Clark man donates kidney to unknown recipient
November 16, 2023
Via Wyoming News Exchange
POWELL — He doesn’t know the recipient of his donated kidney, but a Park County man is satisfied that his gift will be life-sustaining to someone.
Ken Montgomery of Clark made a “non-directed” gift of his left kidney a month ago at Mayo Clinic of Arizona in Phoenix. A “non-directed” donation means that the donor has no connection to the recipient.
Motivated by friend in need
When Montgomery began the nearly year-long process of tests and screening to determine his eligibility as a donor, he was motivated by a friend’s need for a kidney. That friend was a former colleague at Persistent Systems, where Montgomery formerly worked.

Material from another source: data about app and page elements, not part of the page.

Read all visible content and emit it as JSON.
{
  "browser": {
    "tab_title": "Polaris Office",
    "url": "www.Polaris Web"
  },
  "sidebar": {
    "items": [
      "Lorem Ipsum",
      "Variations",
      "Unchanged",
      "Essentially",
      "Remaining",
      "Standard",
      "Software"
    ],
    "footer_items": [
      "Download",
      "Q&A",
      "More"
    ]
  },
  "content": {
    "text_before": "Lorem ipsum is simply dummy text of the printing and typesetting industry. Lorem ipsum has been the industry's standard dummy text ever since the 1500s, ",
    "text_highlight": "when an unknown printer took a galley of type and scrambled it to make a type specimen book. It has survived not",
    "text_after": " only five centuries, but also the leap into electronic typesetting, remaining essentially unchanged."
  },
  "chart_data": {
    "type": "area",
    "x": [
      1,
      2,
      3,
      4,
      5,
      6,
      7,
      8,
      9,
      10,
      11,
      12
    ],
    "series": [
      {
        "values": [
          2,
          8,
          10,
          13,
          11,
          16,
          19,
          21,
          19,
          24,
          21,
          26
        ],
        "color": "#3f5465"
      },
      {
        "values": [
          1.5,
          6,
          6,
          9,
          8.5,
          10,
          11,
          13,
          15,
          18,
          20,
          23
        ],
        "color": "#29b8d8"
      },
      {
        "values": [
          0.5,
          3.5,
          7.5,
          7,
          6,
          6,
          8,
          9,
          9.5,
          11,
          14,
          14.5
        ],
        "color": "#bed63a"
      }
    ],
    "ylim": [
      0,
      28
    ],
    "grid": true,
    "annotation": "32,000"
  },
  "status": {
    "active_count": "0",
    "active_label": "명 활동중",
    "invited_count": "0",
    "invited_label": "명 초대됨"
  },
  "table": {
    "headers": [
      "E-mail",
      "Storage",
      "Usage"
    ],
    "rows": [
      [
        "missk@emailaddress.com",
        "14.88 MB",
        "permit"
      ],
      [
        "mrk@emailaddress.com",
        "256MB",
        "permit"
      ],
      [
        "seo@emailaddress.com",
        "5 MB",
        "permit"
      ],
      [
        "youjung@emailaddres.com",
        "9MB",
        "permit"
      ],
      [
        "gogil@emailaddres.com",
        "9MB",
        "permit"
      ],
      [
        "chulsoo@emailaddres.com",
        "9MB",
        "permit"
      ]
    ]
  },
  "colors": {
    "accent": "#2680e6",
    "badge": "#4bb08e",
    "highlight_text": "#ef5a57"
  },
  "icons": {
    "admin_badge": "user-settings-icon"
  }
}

“It was an easy decision for me,” he said. “The great news is that my friend received a new kidney earlier this year from a decedent and is doing well," Montgomery said. "I had the opportunity to withdraw from the program, but I decided I had gone this far and would proceed. So thanks to a human connection at a wonderful place I worked for seven years, someone out there will, I hope, be getting a second chance at life. That’s the power of the human connection.”
“And for me, this has given me a sense of purpose that is soul-filling,” Montgomery said. “I'm hoping by sharing my experience I can help raise awareness and also plant the idea in people’s minds and souls — if Ken can do it, anyone can do it.”

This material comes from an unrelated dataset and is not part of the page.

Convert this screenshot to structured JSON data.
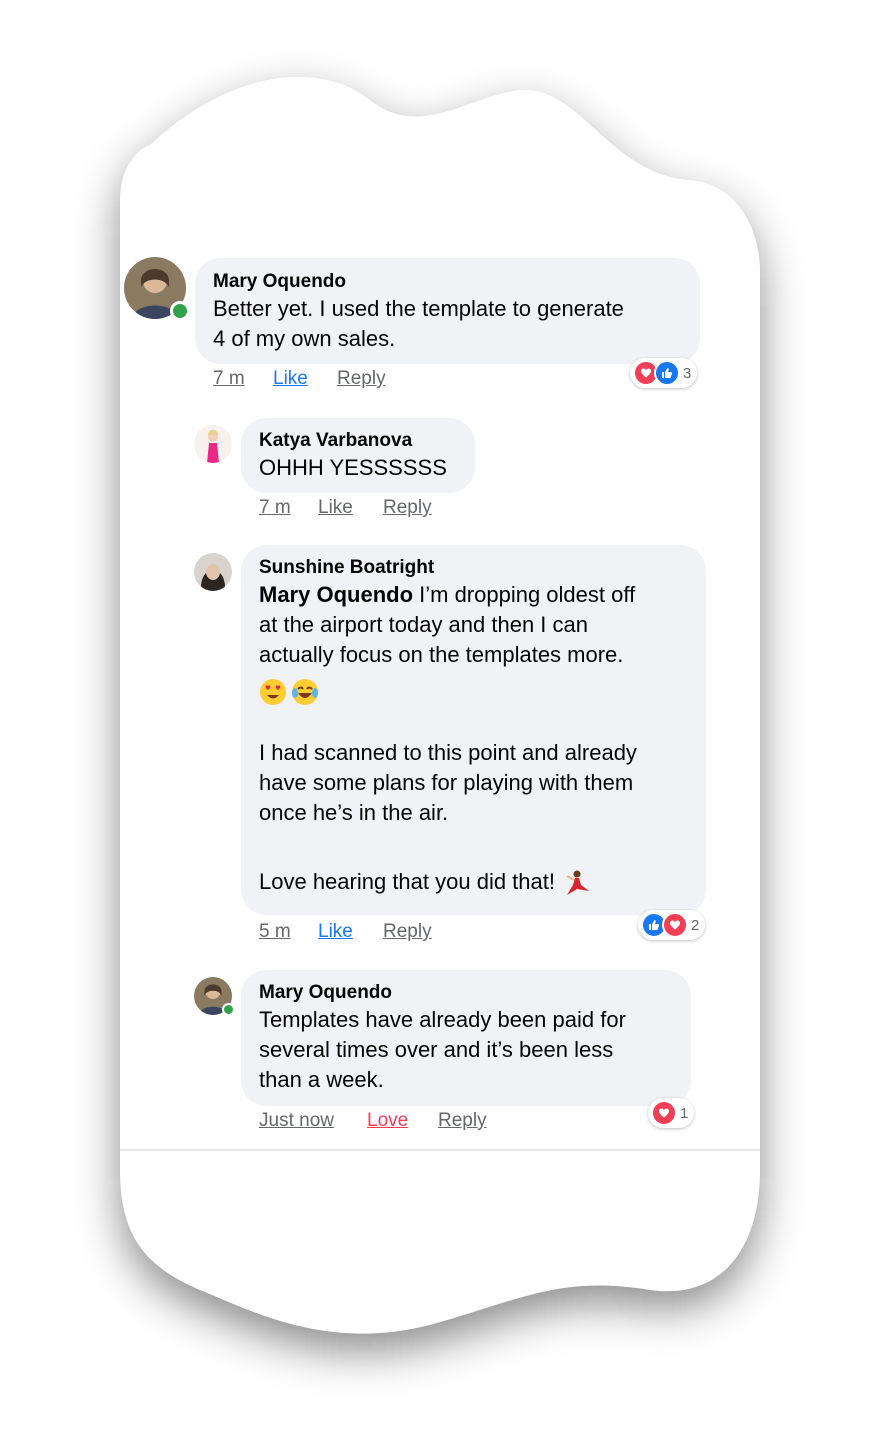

The kidney donation surgery took place on Oct. 10. It was an “almost outpatient” procedure, said Montgomery.
“One night in the hospital and then out,” he said.
Following surgery, Montgomery recuperated from the experience in sun country. He spent 10 days in Arizona and another 10 days in Palm Springs, California.
Donor, recipient both doing well
A month after surgery, Montgomery, 57, said that while he’s still a little sore, he feels great. And he has learned that the recipient is doing well.
“That was just terrific to hear,” he added.
Montgomery is global head of brand and engagement for Innominds, a technology company in India. A native of California, he now proudly proclaims that he is from Wyoming. He loves the lifestyle and the openness of Wyoming residents. He also lauds the work ethic. He has employed several Powell High School students on his Clark property.
Though his job is primarily in India, he gets to spend much of his time in Clark. He works three weeks in India, then has three weeks in Clark where he works from home. His “commute” from his office in India to his Clark ranch takes 29 hours.
Montgomery was a candidate for Park County Commissioner on the Republican ticket in the 2022 elections. In an eight-person primary race, he finished seventh in the race for the three GOP nominations but still garnered more than 1,000 votes.
He said after dipping his toe in the election process, he was humbled by the support he received and would consider running again for elective office.
One in a million
Statistics reveal that Montgomery is in a one-in-a-million group in the U.S. as an anonymous kidney donor.
Anne Haschke, media specialist for the United Network of Organ Sharing (UNOS), noted that living kidney donors saved the lives of nearly 5,900 patients suffering with end stage renal disease in the last year.
Only 371 of them, Montgomery included, donated without knowing who would receive their kidneys.
“These extraordinary acts of kindness are possible because one kidney will adapt to do the work of two shortly after donation,” she said.
There are currently 97 Wyoming residents waiting for an organ transplant. Just one deceased organ donor can save up to eight lives. Learn more about organ donation and transplant at unos.org.
This story was published on November 14, 2023.